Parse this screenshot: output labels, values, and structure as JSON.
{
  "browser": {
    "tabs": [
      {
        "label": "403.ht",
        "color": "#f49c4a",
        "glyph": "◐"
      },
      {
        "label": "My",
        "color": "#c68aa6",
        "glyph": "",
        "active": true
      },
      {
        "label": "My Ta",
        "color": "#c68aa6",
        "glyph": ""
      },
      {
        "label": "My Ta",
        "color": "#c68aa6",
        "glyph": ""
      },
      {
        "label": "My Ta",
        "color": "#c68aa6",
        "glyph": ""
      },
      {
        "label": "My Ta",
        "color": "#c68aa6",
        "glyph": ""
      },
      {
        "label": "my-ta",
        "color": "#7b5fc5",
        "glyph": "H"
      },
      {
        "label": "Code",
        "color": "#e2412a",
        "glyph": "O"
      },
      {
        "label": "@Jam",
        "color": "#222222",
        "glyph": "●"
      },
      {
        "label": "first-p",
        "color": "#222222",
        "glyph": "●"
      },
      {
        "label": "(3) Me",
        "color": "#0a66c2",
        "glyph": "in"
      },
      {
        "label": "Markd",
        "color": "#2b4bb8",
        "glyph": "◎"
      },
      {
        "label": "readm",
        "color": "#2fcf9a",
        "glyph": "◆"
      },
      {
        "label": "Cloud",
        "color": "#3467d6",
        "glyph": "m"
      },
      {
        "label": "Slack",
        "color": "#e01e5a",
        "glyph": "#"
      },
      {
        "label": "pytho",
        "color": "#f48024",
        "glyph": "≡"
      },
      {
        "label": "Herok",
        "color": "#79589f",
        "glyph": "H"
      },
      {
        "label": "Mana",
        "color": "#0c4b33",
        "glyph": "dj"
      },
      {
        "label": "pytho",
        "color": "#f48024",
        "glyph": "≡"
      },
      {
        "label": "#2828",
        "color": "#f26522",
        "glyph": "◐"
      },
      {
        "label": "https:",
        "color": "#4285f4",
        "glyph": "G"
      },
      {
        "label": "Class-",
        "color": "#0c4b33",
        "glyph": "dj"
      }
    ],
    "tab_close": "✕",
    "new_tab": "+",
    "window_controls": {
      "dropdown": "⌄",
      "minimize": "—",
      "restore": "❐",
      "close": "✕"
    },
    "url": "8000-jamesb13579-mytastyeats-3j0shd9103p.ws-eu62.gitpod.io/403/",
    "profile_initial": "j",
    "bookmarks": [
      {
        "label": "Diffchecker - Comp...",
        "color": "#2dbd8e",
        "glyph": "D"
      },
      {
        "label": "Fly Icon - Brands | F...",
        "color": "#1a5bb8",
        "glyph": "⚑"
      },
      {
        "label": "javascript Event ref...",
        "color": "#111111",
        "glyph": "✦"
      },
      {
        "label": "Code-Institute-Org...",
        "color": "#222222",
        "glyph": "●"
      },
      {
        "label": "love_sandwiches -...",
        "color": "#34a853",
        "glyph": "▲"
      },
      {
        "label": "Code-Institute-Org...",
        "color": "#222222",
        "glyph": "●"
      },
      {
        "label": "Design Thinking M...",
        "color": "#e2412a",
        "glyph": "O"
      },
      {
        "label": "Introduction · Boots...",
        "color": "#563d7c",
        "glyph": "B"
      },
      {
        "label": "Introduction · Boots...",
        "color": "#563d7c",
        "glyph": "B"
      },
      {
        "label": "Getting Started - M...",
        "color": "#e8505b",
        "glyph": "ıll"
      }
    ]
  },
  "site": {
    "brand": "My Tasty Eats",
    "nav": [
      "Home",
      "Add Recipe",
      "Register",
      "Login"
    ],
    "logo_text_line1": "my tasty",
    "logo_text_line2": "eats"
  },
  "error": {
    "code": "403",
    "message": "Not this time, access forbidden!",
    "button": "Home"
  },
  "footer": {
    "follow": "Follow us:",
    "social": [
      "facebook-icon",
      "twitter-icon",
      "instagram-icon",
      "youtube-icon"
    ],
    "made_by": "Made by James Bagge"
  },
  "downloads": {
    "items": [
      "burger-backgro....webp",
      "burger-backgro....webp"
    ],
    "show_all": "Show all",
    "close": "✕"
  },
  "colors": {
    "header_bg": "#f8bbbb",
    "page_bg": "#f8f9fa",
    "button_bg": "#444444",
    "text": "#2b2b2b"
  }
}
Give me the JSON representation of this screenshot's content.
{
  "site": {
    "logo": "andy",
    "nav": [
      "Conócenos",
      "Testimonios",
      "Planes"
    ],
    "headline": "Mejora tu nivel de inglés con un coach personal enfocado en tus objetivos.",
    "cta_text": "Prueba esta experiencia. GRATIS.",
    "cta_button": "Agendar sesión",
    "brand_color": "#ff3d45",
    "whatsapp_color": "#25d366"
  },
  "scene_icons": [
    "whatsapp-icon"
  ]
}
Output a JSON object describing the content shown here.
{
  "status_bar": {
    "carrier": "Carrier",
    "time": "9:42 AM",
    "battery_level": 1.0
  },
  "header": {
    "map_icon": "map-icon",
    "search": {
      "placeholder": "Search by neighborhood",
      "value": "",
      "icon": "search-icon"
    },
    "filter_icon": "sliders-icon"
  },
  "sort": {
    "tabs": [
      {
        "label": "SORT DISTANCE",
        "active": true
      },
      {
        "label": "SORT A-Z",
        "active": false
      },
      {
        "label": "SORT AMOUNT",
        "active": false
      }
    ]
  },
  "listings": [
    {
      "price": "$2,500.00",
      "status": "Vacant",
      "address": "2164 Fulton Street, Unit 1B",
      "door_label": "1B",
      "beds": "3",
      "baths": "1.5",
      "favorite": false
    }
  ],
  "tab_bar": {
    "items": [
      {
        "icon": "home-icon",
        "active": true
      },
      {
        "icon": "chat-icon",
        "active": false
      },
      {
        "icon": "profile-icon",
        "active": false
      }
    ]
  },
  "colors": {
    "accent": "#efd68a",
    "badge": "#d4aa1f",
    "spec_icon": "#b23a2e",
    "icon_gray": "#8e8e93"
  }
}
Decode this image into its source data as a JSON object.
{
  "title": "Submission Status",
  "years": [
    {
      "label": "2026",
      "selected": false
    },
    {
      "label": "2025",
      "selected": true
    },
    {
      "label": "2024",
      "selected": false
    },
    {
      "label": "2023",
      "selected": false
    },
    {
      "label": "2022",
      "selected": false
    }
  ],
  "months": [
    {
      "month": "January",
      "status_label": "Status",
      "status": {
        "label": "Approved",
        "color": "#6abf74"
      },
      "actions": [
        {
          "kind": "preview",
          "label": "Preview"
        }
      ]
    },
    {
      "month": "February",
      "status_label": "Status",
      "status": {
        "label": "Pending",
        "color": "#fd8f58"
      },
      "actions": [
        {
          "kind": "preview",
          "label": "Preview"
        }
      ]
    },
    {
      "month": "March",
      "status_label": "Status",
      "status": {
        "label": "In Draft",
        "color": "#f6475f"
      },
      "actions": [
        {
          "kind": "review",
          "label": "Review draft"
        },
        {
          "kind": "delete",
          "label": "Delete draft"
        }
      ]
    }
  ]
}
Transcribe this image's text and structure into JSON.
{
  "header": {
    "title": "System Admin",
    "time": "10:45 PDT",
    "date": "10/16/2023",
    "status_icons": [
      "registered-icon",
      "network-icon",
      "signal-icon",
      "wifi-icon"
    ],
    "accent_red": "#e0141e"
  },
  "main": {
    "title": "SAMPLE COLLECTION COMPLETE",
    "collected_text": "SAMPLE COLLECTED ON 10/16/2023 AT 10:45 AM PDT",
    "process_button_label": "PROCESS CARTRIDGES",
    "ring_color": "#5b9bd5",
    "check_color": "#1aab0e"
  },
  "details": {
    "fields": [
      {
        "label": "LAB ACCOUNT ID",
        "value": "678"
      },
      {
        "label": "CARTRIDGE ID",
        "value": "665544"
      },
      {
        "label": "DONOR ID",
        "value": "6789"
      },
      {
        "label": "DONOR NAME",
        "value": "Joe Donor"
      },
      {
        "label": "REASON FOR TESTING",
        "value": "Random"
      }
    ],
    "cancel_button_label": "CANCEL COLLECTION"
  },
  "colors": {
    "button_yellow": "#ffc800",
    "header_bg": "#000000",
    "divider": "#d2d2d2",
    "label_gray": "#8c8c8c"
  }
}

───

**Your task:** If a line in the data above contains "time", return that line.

**Problem solution:**
    "message": "Not this time, access forbidden!",
    "time": "9:42 AM",
    "time": "10:45 PDT",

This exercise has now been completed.